## Study material
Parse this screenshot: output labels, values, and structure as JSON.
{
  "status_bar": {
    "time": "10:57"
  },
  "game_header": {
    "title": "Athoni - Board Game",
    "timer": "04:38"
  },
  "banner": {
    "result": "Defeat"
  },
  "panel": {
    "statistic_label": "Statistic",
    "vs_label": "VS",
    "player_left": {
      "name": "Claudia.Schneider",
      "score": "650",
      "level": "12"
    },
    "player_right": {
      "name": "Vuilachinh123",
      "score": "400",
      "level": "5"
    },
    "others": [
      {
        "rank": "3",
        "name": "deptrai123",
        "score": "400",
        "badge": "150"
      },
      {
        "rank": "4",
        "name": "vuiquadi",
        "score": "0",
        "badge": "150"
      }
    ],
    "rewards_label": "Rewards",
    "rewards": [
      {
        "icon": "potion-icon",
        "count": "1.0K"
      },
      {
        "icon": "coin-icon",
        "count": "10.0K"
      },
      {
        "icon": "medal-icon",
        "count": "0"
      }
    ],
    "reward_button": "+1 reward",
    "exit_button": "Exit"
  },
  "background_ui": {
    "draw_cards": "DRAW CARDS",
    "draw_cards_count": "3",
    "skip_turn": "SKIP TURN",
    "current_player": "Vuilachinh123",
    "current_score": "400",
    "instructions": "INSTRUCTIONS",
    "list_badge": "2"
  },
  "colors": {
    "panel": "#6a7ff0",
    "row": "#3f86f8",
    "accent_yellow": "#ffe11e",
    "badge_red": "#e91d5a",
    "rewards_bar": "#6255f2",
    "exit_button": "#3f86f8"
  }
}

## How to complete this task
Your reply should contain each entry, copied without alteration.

## Response to this exercise
Parse this screenshot: output labels, values, and structure as JSON.
{
  "status_bar": {
    "time": "10:57"
  },
  "game_header": {
    "title": "Athoni - Board Game",
    "timer": "04:38"
  },
  "banner": {
    "result": "Defeat"
  },
  "panel": {
    "statistic_label": "Statistic",
    "vs_label": "VS",
    "player_left": {
      "name": "Claudia.Schneider",
      "score": "650",
      "level": "12"
    },
    "player_right": {
      "name": "Vuilachinh123",
      "score": "400",
      "level": "5"
    },
    "others": [
      {
        "rank": "3",
        "name": "deptrai123",
        "score": "400",
        "badge": "150"
      },
      {
        "rank": "4",
        "name": "vuiquadi",
        "score": "0",
        "badge": "150"
      }
    ],
    "rewards_label": "Rewards",
    "rewards": [
      {
        "icon": "potion-icon",
        "count": "1.0K"
      },
      {
        "icon": "coin-icon",
        "count": "10.0K"
      },
      {
        "icon": "medal-icon",
        "count": "0"
      }
    ],
    "reward_button": "+1 reward",
    "exit_button": "Exit"
  },
  "background_ui": {
    "draw_cards": "DRAW CARDS",
    "draw_cards_count": "3",
    "skip_turn": "SKIP TURN",
    "current_player": "Vuilachinh123",
    "current_score": "400",
    "instructions": "INSTRUCTIONS",
    "list_badge": "2"
  },
  "colors": {
    "panel": "#6a7ff0",
    "row": "#3f86f8",
    "accent_yellow": "#ffe11e",
    "badge_red": "#e91d5a",
    "rewards_bar": "#6255f2",
    "exit_button": "#3f86f8"
  }
}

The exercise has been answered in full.